Posted on November 6, 2013, at 12:21 p.m. ET

A Minnesota couple who perform as folk duo Flora Cash have been identified as the culprits of who defaced a national monument in Montana.


Cole Randall, 23, admitted to carving “Cole + Shpresa 10/10/2013” into Pompey’s Pillar, a monument said to have some of the only physical evidence of the Lewis and Clark expedition: a signature from William Clark dated July 25, 1806.

BLM photo / Via

During the government shutdown, Randall ignored warning signs and cameras and triggered a silent alarm when he stepped over a fence to sign his name a few feet from Clark’s. The two were questioned, but the signature wasn't found until a week later.

Federal investigators are assessing damages in deciding whether to bring criminal charges against Randall.
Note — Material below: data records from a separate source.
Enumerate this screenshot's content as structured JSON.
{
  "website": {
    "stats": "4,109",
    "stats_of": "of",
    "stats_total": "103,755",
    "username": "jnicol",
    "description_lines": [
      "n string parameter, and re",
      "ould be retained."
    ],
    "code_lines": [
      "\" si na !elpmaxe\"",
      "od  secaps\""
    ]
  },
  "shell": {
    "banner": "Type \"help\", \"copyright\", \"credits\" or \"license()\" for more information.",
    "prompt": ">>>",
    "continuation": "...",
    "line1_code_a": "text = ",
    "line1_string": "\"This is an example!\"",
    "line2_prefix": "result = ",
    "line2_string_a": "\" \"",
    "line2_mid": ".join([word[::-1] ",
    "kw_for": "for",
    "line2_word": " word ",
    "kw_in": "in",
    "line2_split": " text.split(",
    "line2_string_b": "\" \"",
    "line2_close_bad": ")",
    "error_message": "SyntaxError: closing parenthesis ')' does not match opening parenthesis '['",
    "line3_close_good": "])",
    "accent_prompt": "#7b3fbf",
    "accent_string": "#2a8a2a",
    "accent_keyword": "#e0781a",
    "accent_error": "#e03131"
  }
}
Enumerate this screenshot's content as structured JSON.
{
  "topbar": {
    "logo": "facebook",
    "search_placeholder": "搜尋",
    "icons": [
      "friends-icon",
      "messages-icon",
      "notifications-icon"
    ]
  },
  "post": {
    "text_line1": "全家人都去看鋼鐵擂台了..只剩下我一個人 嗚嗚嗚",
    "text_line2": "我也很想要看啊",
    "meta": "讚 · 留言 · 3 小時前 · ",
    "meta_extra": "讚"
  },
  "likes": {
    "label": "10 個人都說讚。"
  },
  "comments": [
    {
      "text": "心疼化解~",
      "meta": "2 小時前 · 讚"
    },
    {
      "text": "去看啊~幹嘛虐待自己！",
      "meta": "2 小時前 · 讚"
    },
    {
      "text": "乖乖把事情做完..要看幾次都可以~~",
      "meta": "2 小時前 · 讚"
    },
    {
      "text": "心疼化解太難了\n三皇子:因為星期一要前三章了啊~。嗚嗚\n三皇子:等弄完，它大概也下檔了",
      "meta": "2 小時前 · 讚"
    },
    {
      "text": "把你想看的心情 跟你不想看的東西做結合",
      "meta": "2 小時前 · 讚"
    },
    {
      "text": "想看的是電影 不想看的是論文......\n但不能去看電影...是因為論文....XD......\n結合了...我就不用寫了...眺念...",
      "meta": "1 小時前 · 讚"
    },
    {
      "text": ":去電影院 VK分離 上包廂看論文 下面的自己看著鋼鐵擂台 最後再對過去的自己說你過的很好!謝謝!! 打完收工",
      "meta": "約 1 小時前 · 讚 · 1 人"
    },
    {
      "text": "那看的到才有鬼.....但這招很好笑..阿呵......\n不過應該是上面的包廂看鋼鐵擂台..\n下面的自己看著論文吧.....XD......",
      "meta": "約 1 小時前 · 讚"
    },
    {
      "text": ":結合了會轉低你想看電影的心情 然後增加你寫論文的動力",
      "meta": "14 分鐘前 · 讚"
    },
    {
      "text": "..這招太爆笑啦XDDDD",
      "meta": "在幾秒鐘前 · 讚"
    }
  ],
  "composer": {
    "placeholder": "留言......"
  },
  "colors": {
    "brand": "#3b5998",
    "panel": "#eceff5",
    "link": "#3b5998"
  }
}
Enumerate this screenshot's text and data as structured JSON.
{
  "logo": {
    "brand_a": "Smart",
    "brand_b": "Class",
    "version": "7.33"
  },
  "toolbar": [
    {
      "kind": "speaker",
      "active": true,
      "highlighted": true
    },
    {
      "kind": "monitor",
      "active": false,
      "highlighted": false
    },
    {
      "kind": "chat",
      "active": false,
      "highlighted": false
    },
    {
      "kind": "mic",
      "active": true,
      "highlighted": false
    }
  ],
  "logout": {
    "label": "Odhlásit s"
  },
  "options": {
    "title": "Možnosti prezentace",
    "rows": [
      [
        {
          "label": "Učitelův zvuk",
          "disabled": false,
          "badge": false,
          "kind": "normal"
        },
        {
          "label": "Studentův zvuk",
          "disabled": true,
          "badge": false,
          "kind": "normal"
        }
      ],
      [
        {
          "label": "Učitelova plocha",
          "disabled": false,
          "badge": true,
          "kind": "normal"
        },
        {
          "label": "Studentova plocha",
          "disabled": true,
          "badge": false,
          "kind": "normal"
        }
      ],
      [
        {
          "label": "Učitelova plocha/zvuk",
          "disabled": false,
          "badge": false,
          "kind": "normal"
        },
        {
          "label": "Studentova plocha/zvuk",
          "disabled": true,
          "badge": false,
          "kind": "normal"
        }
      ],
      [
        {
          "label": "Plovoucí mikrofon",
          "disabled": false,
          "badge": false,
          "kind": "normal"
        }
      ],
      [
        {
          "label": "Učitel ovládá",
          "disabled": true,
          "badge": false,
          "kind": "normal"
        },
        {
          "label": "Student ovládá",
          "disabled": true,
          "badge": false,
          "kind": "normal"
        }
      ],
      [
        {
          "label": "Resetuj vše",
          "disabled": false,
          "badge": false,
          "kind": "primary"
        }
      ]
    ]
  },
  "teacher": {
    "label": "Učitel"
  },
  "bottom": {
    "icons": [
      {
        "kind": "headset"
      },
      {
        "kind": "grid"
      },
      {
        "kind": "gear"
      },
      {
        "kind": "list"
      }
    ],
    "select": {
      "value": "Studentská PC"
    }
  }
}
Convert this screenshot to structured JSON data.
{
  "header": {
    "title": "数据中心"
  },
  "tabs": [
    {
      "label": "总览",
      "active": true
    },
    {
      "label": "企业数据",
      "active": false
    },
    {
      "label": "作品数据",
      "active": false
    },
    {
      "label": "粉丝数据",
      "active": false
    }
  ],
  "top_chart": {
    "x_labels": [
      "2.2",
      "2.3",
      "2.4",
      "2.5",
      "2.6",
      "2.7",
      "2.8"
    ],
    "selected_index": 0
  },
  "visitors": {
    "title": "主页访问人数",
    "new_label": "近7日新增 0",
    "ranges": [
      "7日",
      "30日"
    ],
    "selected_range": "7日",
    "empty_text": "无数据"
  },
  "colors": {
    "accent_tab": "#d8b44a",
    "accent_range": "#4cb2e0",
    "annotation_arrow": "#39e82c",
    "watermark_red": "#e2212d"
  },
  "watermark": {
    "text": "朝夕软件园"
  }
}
It will cost up to $5,000 to restore the monument, located about 30 miles east of Billings, Mont.


Jonathan Peart, the director of Friends of Pompeys Pillar, told 3KRTV he was disappointed by the vandalism.

"This belongs to all of us - to you, to me to every American out there and to deface this is just a senseless act of vandalism and violence to something that has historical and cultural importance," he said.

Randall issued a lengthy apology for his etching, saying he is prepared to face the consequences of his actions. He explained his “misguided” decision was motivated by a cancer scare when his wife found a lump in her breast during their recent honeymoon.

As the couple made their way back home after the trip was cut short, he wrote that the two stopped by Pompey's Pillar:

I read the sign that explained why this place was significant and was utterly inspired by the last part of the description, which read, "for generations, Americans passing by this place have left their marks upon the rocks." Despite my better judgment, I was taken with the idea that by putting our names on that stone, we would be adding to a tradition started by the Native Americans, renewed by William Clark and carried forward by the average folk who have passed by and "left their marks" for over 200 years. On top of that, I was motivated by the fact that maybe if something were to happen to my wife, I could come back to this place years from now and see her and my names together. Stupid? Yeah. Misguided? Definitely. But when love and fear of loss team up: we sometimes lose our better judgment, no matter the consequences.